The existence of an elected body that supposedly represents the population, offering hollow promises of change and progress, allows the establishment to divert the anger and discontent of the masses down ‘safer’ channels.
In this way, instead of organising to overthrow the whole rotten system, workers are offered a choice between different big business politicians; between this or that representative of capitalism. The faces at the top change, but the same capitalist class interests are vigorously defended inside Parliament.
We can see this illustrated in the USA. The only major political parties are the Republicans and the Democrats. The capitalist media depicts them as fundamentally opposed. But in reality, they are identical.
Both are bourgeois parties, faithfully serving the capitalist class, and working to advance the interests of Wall Street against the workers. These parties take turns cycling in and out of government every four or eight years. But they are only two alternating jackboots of a single bourgeois dictatorship.
In many advanced capitalist countries, however, workers have come together to defend their own independent interests: firstly, by forming trade unions; and secondly, by creating political parties to represent workers and labour.
Even here, the capitalist class does not stand back idly while the working class attempts to form their own parties. As can be seen with the Labour Party in Britain, the establishment will always seek to take over and corrupt workers’ parties, to ensure that they have a reliable reserve team for capitalism.
The struggle currently taking place inside the Labour Party is a reflection of this – of the establishment attempting to regain control of the party, on one side; and workers looking to transform the party along socialist lines, on the other.
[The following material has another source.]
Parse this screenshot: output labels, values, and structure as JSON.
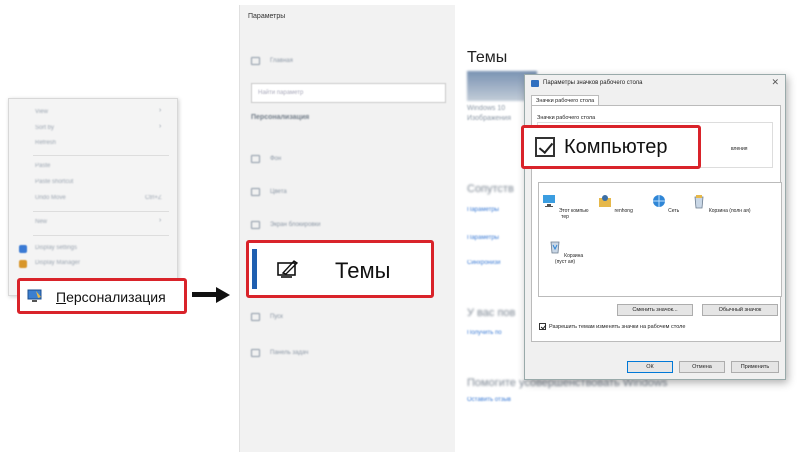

The failure of the German Revolution offers another example of this. The German Social Democracy (SPD) had been the mass party of the working class in Germany since the 1870s. It held vast numbers of seats in the Reichstag (the German parliament).
But over the decades, the party’s leaders had come under the pressure of capitalist society. Many of its leading layers became detached from the working class and were bought off by the ruling class, abandoning Marxism and genuine socialism. They became – what Marx and Engels called – an ‘aristocracy of labour’.
This was demonstrated in 1914 when SPD MPs betrayed the working class and voted for the ‘war credits’ that enabled Germany to launch what would become World War One.
In 1918, when a revolutionary wave swept across Germany and the working class held power in its hands, it was the SPD who came to the rescue of the ruling class, proclaiming a new capitalist state. And it was this SPD government who set the reactionary Freikorps on communist leaders Rosa Luxemburg and Karl Liebknecht in the following months.
The capitalist system offers no future for the working class. Instead, the organised working class must smash the capitalists’ tools of oppression – their police, their courts, their army – through revolution.
In place of this, the working class must fight for democratic ownership and control over the economy and production. All aspects of society must be in the hands of the organised working class.
Initially, this will take the form of a workers’ state, where all officials are elected; where representatives are paid no more than the average worker; and where everyone has the time to participate democratically in politics and the running of society.
From this point, the workers’ state will ‘wither away’, its duty fulfilled. After all, what purpose does a tool of class oppression have where there are no classes? Instead of class conflict, society will be united and organised, consciously planning its destiny.
Where there once stood a repressive state apparatus, there will remain only the organised working class, managing production and the needs of society, operating under genuine democracy. This will be the realisation of communism – humanity’s emancipation from the shackles of class society.